The truth about do-overs

There’s something unique about senior years in high school. Largely, they include things you’ll do for the first time and things you’ll do for the last time. I edited a school newspaper for the first time in my life and, just before graduation, for the last time. I acted (well sort of) and sang in Oklahoma! for the first and, so far, for the last time. I produced a talent show and haven’t done that since I graduated with my fellow 350 classmates, most of whom I’ve not seen since.

I’ve thought about reprising my senior year and playing certain things out differently—no doubt carefully applying the benefits that being older and wiser afford. I’d probably be friendlier and more outgoing. I’d be less concerned about being popular and more about helping others without regard for their place in the school. I’d befriend more people, ask more questions, help more folks, appreciate my parents more, find fewer faults, praise others more often, and find the courage to stand up to bullies…

The unfortunate thing about life is that we rarely get true “do-overs.”

We might have a chance to offer an apology for something we’ve done. Or, as they say (somewhere), “mend our ways.” But we can’t take back what’s been done. We can only choose what we’ll do in the present moment to make a difference, offer hope, change a life, encourage the dispirited, say “thanks,” open a door, smile, help others laugh…

The point is not what has happened—unchangeable and cast already—but what we choose to make happen in the here and now. Although decent intentions are always good to have, the future is only created by action.

The beginnings and ends of years, days and minutes are somewhat irrelevant—and mostly artificial—markers. It’s what happens within those markers that can change a life.
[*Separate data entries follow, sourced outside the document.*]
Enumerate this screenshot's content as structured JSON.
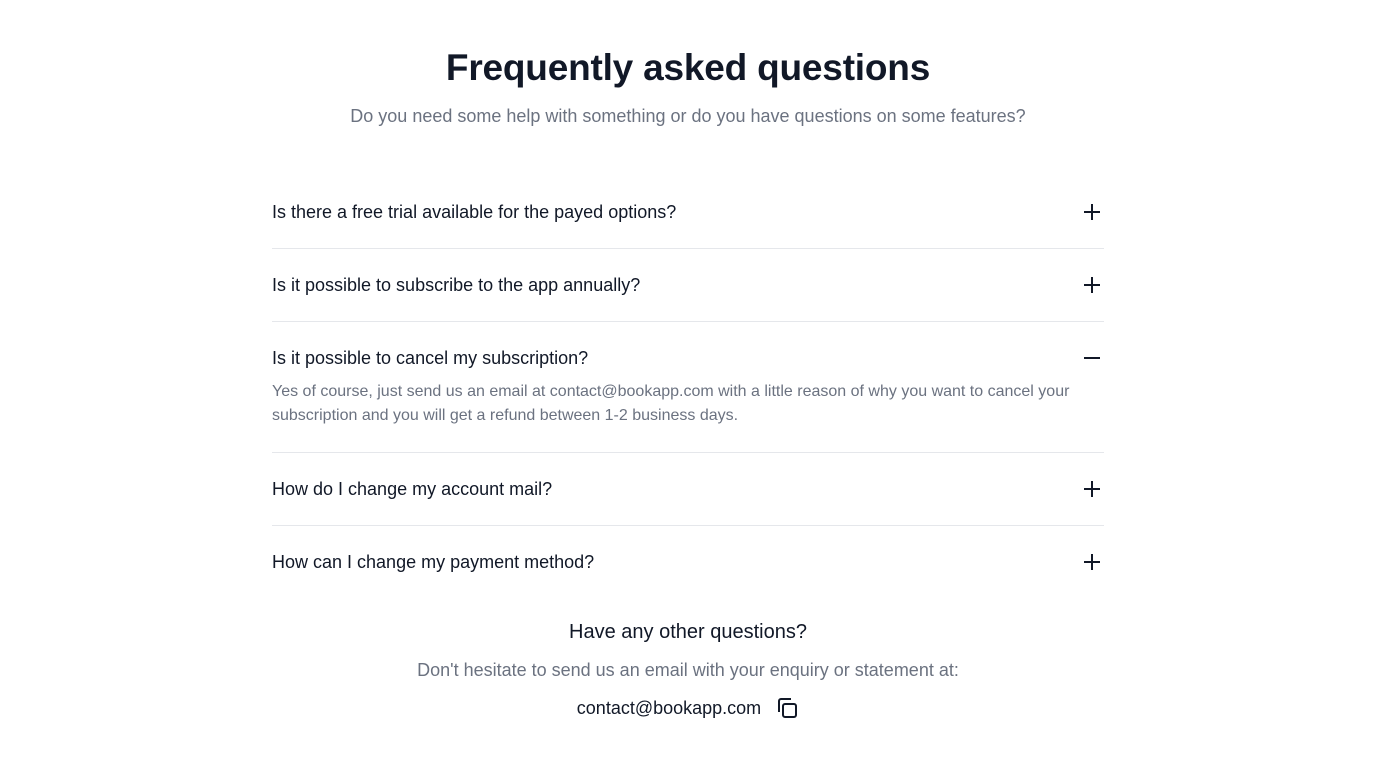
{
  "header": {
    "title": "Frequently asked questions",
    "subtitle": "Do you need some help with something or do you have questions on some features?"
  },
  "faq": {
    "items": [
      {
        "question": "Is there a free trial available for the payed options?",
        "expanded": false,
        "icon": "plus-icon"
      },
      {
        "question": "Is it possible to subscribe to the app annually?",
        "expanded": false,
        "icon": "plus-icon"
      },
      {
        "question": "Is it possible to cancel my subscription?",
        "expanded": true,
        "icon": "minus-icon",
        "answer": "Yes of course, just send us an email at contact@bookapp.com with a little reason of why you want to cancel your subscription and you will get a refund between 1-2 business days."
      },
      {
        "question": "How do I change my account mail?",
        "expanded": false,
        "icon": "plus-icon"
      },
      {
        "question": "How can I change my payment method?",
        "expanded": false,
        "icon": "plus-icon"
      }
    ]
  },
  "footer": {
    "title": "Have any other questions?",
    "text": "Don't hesitate to send us an email with your enquiry or statement at:",
    "email": "contact@bookapp.com",
    "copy_icon": "copy-icon"
  },
  "colors": {
    "text_primary": "#111827",
    "text_secondary": "#6b7280",
    "divider": "#e5e7eb"
  }
}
What if we lived life knowing (really knowing) that there are no do-overs? What would a life lived that way really be?

Breaking rocks
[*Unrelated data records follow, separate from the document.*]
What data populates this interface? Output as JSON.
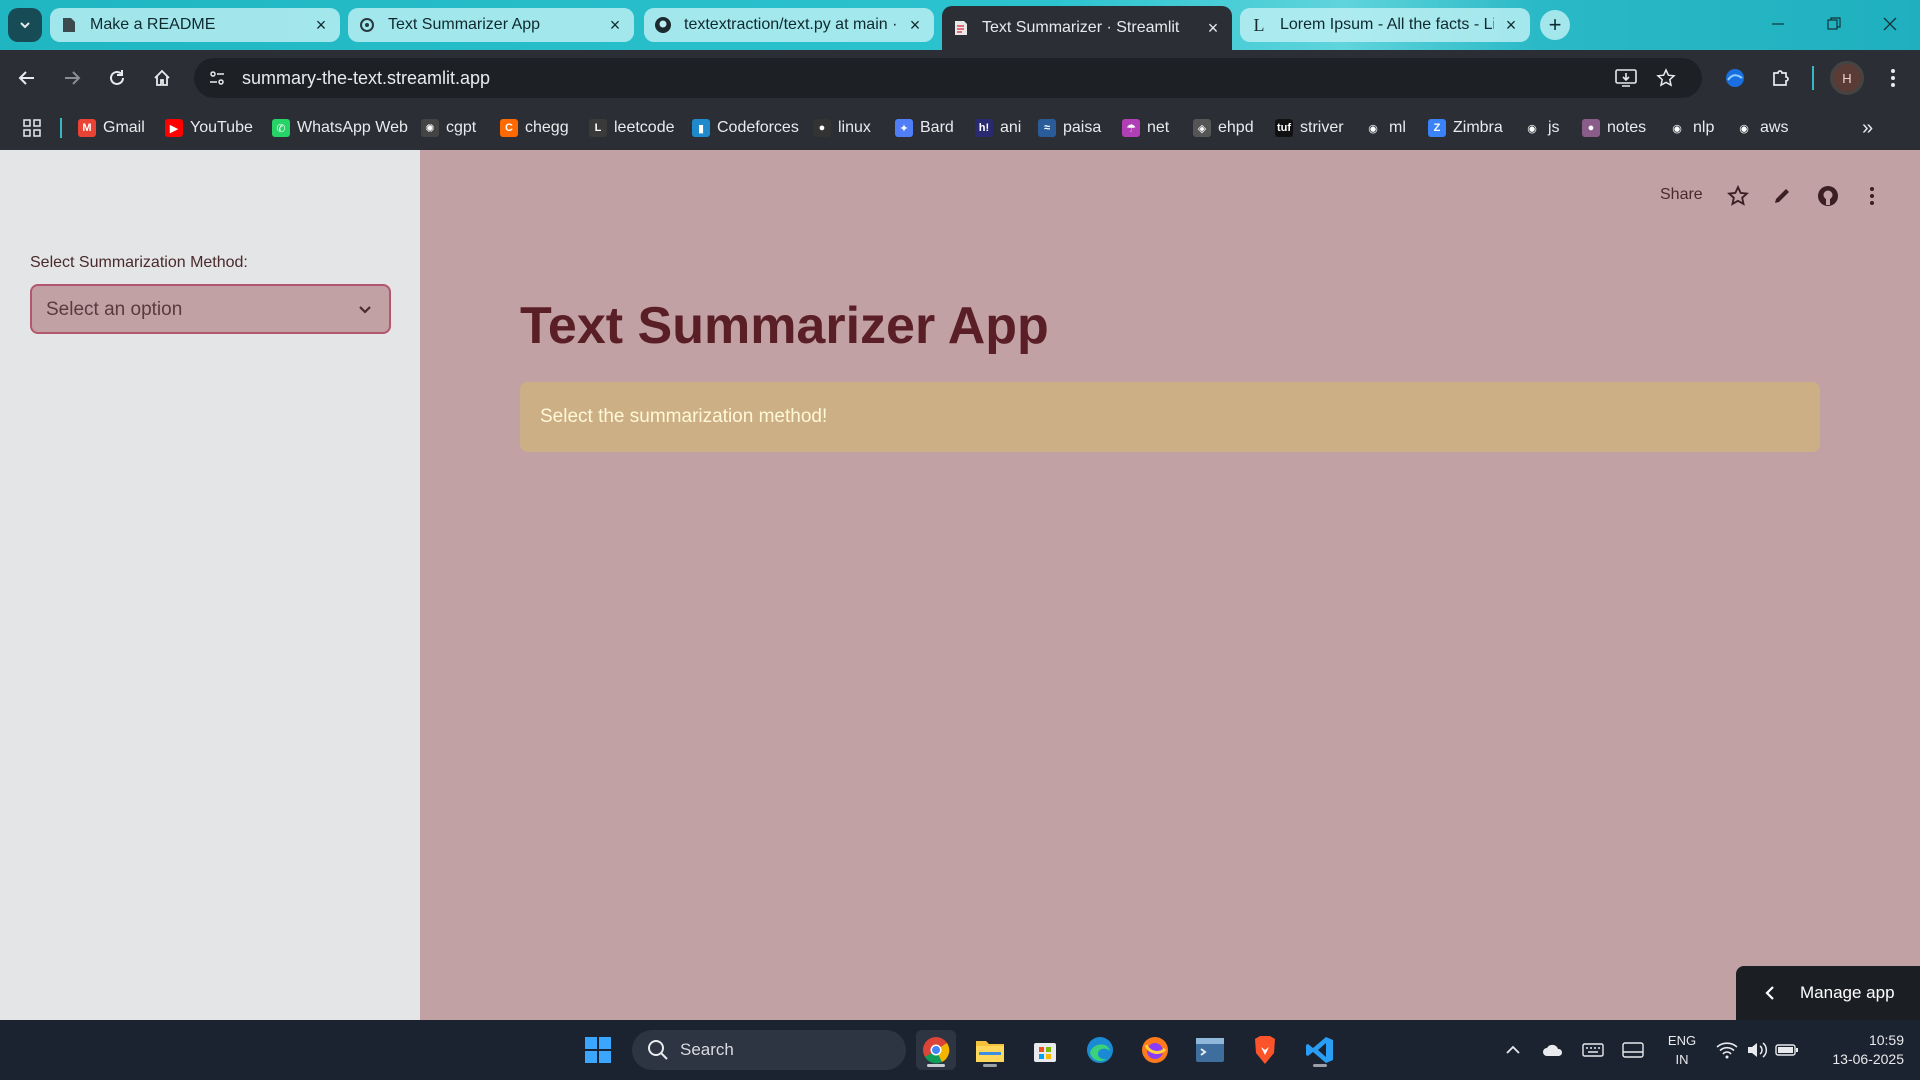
{
  "browser": {
    "tabs": [
      {
        "title": "Make a README",
        "icon": "document-icon"
      },
      {
        "title": "Text Summarizer App",
        "icon": "chatgpt-icon"
      },
      {
        "title": "textextraction/text.py at main · I",
        "icon": "github-icon"
      },
      {
        "title": "Text Summarizer · Streamlit",
        "icon": "streamlit-icon"
      },
      {
        "title": "Lorem Ipsum - All the facts - Li",
        "icon": "lorem-icon"
      }
    ],
    "active_tab_index": 3,
    "url": "summary-the-text.streamlit.app",
    "profile_initial": "H"
  },
  "bookmarks": [
    {
      "label": "Gmail",
      "color": "#ea4335",
      "glyph": "M"
    },
    {
      "label": "YouTube",
      "color": "#ff0000",
      "glyph": "▶"
    },
    {
      "label": "WhatsApp Web",
      "color": "#25d366",
      "glyph": "✆"
    },
    {
      "label": "cgpt",
      "color": "#444444",
      "glyph": "✺"
    },
    {
      "label": "chegg",
      "color": "#ff6a00",
      "glyph": "C"
    },
    {
      "label": "leetcode",
      "color": "#3a3a3a",
      "glyph": "L"
    },
    {
      "label": "Codeforces",
      "color": "#1f8acb",
      "glyph": "▮"
    },
    {
      "label": "linux",
      "color": "#333333",
      "glyph": "●"
    },
    {
      "label": "Bard",
      "color": "#4f7ef7",
      "glyph": "✦"
    },
    {
      "label": "ani",
      "color": "#2a2a70",
      "glyph": "h!"
    },
    {
      "label": "paisa",
      "color": "#2a5c9a",
      "glyph": "≈"
    },
    {
      "label": "net",
      "color": "#b03fb5",
      "glyph": "☂"
    },
    {
      "label": "ehpd",
      "color": "#555555",
      "glyph": "◈"
    },
    {
      "label": "striver",
      "color": "#111111",
      "glyph": "tuf"
    },
    {
      "label": "ml",
      "color": "#2b2f35",
      "glyph": "◉"
    },
    {
      "label": "Zimbra",
      "color": "#3b82f6",
      "glyph": "Z"
    },
    {
      "label": "js",
      "color": "#2b2f35",
      "glyph": "◉"
    },
    {
      "label": "notes",
      "color": "#8a5c8a",
      "glyph": "●"
    },
    {
      "label": "nlp",
      "color": "#2b2f35",
      "glyph": "◉"
    },
    {
      "label": "aws",
      "color": "#2b2f35",
      "glyph": "◉"
    }
  ],
  "app": {
    "sidebar": {
      "select_label": "Select Summarization Method:",
      "select_placeholder": "Select an option"
    },
    "header": {
      "share_label": "Share"
    },
    "title": "Text Summarizer App",
    "alert_text": "Select the summarization method!",
    "manage_app_label": "Manage app",
    "colors": {
      "sidebar_bg": "#e3e5e6",
      "main_bg": "#c2a1a5",
      "title": "#5a1f26",
      "alert_bg": "#cdaf86",
      "select_border": "#b3566f"
    }
  },
  "taskbar": {
    "search_label": "Search",
    "language": "ENG",
    "region": "IN",
    "time": "10:59",
    "date": "13-06-2025",
    "apps": [
      "windows-start",
      "chrome",
      "file-explorer",
      "microsoft-store",
      "edge",
      "firefox",
      "terminal",
      "brave",
      "vscode"
    ]
  }
}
I called a friend the other day to ask a simple question about some software I was using for a project. It seemed that I caught him in a lack-of-job-related funk that has persisted for many, many months. “I’ve done everything I can think of,” he told me, including changing his resume, changing his approach when applying for work, applying for very different kinds of jobs outside his field. All of it, unfortunately, to no avail.
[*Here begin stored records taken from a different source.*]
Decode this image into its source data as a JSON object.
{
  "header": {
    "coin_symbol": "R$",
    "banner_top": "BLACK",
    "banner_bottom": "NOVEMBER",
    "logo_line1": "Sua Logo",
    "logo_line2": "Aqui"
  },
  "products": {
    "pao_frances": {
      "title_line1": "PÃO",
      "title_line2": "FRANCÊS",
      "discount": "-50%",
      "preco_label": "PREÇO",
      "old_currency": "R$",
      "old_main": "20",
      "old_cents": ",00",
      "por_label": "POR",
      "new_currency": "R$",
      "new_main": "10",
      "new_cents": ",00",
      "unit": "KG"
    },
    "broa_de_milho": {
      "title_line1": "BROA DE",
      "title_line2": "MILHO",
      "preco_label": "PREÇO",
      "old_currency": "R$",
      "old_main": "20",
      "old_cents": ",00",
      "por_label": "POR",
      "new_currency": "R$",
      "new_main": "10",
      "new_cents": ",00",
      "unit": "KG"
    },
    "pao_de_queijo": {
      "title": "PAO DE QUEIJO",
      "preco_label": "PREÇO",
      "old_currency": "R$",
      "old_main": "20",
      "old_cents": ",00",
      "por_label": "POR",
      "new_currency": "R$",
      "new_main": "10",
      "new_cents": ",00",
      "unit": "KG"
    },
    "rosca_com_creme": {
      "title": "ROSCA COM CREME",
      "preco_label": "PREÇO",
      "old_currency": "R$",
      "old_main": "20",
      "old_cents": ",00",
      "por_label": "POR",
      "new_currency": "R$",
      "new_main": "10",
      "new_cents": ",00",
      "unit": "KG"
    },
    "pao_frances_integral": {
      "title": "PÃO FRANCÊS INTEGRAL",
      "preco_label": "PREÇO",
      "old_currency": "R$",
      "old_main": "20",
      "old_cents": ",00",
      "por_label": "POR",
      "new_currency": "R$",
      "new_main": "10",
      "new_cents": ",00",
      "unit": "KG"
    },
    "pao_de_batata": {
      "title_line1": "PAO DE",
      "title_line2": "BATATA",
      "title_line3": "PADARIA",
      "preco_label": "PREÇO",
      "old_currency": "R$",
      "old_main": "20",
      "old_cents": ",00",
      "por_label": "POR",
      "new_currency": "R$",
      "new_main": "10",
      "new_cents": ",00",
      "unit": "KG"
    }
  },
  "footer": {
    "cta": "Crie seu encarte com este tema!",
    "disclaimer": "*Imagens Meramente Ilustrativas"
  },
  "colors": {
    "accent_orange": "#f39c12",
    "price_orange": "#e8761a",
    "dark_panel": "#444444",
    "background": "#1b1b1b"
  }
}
“And what really pisses me off is that people don’t call you back,” he said in a tone that was a mix of frustration, anger and depression.

My heart went out to him. It’s a situation that many people in our country, and the world, know all too well.  I wondered if I would show the same courage he’s shown during these difficult times.

What struck me very clearly is that the situation will change despite what we may believe to the contrary. It will change. But in the meantime…

I was looking for a lesson in this. Perhaps it is this: We cannot let a letter of rejection—or not getting a job after applying for one or dozens—determine who we are. Human nature tries to connect a “no” answer to “I’m not worthy. I’m not good enough. I’ll never get out of this hole I’m in.” Truth is, the “no” is just a “no.” It doesn’t change our character, who we strive to be, what we love or who loves us. It is simply a statement that “somehow, the job and I don’t fit.”

It could be argued that we’re not qualified, we’re the wrong age, we’re not pretty enough. But all that matters little. And it’s pointless to try to connect dots that just aren’t to be connected.

I don’t mean to imply that we shouldn’t honestly (but gently) look for ways to better ourselves. There’s certain value in self-assessment and improvement. It takes persistence, that’s for sure.

I’m reminded of a question someone asked about breaking rocks with a sledge hammer: Which blow cracked the rock? The answer is “the last one” according to those who engage in such thinking. But not so quick.

Doesn’t each swing of the hammer, each blow to the rock, lead to the end result? Doesn’t each blow matter in some, sometimes imperceptible, way? We don’t need to know exactly how, we just need to keep swinging.

Several years ago, I was visiting some friends and in their bathroom, strategically posted near the mirror, was this reminder: “You are strong. You are smart. You are beautiful. I believe in you.” Yet, how easy it is to focus on what we perceive ourselves not to be. “I’m just not ____ enough,” the thinking goes as we fill in the blank with our shortcomings.

The truth is, we’re stronger than we think we are. Sometimes it takes a gentle reminder.